Items from a dataset:
■ ■ ■ ■
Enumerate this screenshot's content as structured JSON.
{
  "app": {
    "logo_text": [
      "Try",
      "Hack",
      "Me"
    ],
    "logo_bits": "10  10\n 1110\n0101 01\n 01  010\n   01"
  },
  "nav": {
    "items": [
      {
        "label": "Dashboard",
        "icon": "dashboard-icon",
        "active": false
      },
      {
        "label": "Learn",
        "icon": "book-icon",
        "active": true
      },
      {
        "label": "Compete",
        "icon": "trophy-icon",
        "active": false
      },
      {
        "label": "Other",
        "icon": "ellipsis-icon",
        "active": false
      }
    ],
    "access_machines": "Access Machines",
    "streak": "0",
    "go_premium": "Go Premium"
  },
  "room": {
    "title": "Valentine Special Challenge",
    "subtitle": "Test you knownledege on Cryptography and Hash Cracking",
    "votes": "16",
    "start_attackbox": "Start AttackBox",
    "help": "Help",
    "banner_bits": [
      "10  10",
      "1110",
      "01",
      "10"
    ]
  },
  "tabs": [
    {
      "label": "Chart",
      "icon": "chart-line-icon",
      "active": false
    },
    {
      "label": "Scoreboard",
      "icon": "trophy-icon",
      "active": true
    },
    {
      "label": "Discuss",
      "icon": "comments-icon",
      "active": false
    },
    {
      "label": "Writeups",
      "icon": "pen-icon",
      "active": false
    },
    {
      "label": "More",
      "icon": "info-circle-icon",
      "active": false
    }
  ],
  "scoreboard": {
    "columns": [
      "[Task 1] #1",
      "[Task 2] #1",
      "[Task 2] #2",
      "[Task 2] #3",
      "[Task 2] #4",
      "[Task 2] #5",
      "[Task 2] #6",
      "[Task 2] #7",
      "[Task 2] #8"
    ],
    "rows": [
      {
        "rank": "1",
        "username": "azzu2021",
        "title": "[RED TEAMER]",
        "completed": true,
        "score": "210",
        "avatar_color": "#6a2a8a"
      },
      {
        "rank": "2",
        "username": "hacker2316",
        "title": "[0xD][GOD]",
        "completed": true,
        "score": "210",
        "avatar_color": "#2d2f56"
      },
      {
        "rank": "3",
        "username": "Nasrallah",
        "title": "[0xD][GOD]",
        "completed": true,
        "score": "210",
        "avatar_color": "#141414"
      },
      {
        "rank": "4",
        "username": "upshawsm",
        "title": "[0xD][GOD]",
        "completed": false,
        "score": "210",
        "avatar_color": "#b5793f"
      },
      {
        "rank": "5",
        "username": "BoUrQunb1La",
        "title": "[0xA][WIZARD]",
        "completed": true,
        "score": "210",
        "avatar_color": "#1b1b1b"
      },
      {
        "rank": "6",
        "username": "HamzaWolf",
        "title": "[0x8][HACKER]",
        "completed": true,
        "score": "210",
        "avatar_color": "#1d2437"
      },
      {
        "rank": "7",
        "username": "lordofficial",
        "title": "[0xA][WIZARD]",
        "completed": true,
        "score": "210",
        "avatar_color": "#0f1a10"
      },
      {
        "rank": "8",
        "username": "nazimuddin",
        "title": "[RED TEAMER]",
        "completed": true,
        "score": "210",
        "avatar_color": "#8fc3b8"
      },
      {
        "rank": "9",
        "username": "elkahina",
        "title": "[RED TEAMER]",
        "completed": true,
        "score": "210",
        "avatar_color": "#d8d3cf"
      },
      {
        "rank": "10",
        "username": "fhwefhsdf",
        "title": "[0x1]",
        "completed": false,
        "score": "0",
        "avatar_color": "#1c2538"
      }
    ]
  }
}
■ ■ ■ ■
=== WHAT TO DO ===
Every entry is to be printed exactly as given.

=== RESPONSE BELOW ===
Enumerate this screenshot's content as structured JSON.
{
  "app": {
    "logo_text": [
      "Try",
      "Hack",
      "Me"
    ],
    "logo_bits": "10  10\n 1110\n0101 01\n 01  010\n   01"
  },
  "nav": {
    "items": [
      {
        "label": "Dashboard",
        "icon": "dashboard-icon",
        "active": false
      },
      {
        "label": "Learn",
        "icon": "book-icon",
        "active": true
      },
      {
        "label": "Compete",
        "icon": "trophy-icon",
        "active": false
      },
      {
        "label": "Other",
        "icon": "ellipsis-icon",
        "active": false
      }
    ],
    "access_machines": "Access Machines",
    "streak": "0",
    "go_premium": "Go Premium"
  },
  "room": {
    "title": "Valentine Special Challenge",
    "subtitle": "Test you knownledege on Cryptography and Hash Cracking",
    "votes": "16",
    "start_attackbox": "Start AttackBox",
    "help": "Help",
    "banner_bits": [
      "10  10",
      "1110",
      "01",
      "10"
    ]
  },
  "tabs": [
    {
      "label": "Chart",
      "icon": "chart-line-icon",
      "active": false
    },
    {
      "label": "Scoreboard",
      "icon": "trophy-icon",
      "active": true
    },
    {
      "label": "Discuss",
      "icon": "comments-icon",
      "active": false
    },
    {
      "label": "Writeups",
      "icon": "pen-icon",
      "active": false
    },
    {
      "label": "More",
      "icon": "info-circle-icon",
      "active": false
    }
  ],
  "scoreboard": {
    "columns": [
      "[Task 1] #1",
      "[Task 2] #1",
      "[Task 2] #2",
      "[Task 2] #3",
      "[Task 2] #4",
      "[Task 2] #5",
      "[Task 2] #6",
      "[Task 2] #7",
      "[Task 2] #8"
    ],
    "rows": [
      {
        "rank": "1",
        "username": "azzu2021",
        "title": "[RED TEAMER]",
        "completed": true,
        "score": "210",
        "avatar_color": "#6a2a8a"
      },
      {
        "rank": "2",
        "username": "hacker2316",
        "title": "[0xD][GOD]",
        "completed": true,
        "score": "210",
        "avatar_color": "#2d2f56"
      },
      {
        "rank": "3",
        "username": "Nasrallah",
        "title": "[0xD][GOD]",
        "completed": true,
        "score": "210",
        "avatar_color": "#141414"
      },
      {
        "rank": "4",
        "username": "upshawsm",
        "title": "[0xD][GOD]",
        "completed": false,
        "score": "210",
        "avatar_color": "#b5793f"
      },
      {
        "rank": "5",
        "username": "BoUrQunb1La",
        "title": "[0xA][WIZARD]",
        "completed": true,
        "score": "210",
        "avatar_color": "#1b1b1b"
      },
      {
        "rank": "6",
        "username": "HamzaWolf",
        "title": "[0x8][HACKER]",
        "completed": true,
        "score": "210",
        "avatar_color": "#1d2437"
      },
      {
        "rank": "7",
        "username": "lordofficial",
        "title": "[0xA][WIZARD]",
        "completed": true,
        "score": "210",
        "avatar_color": "#0f1a10"
      },
      {
        "rank": "8",
        "username": "nazimuddin",
        "title": "[RED TEAMER]",
        "completed": true,
        "score": "210",
        "avatar_color": "#8fc3b8"
      },
      {
        "rank": "9",
        "username": "elkahina",
        "title": "[RED TEAMER]",
        "completed": true,
        "score": "210",
        "avatar_color": "#d8d3cf"
      },
      {
        "rank": "10",
        "username": "fhwefhsdf",
        "title": "[0x1]",
        "completed": false,
        "score": "0",
        "avatar_color": "#1c2538"
      }
    ]
  }
}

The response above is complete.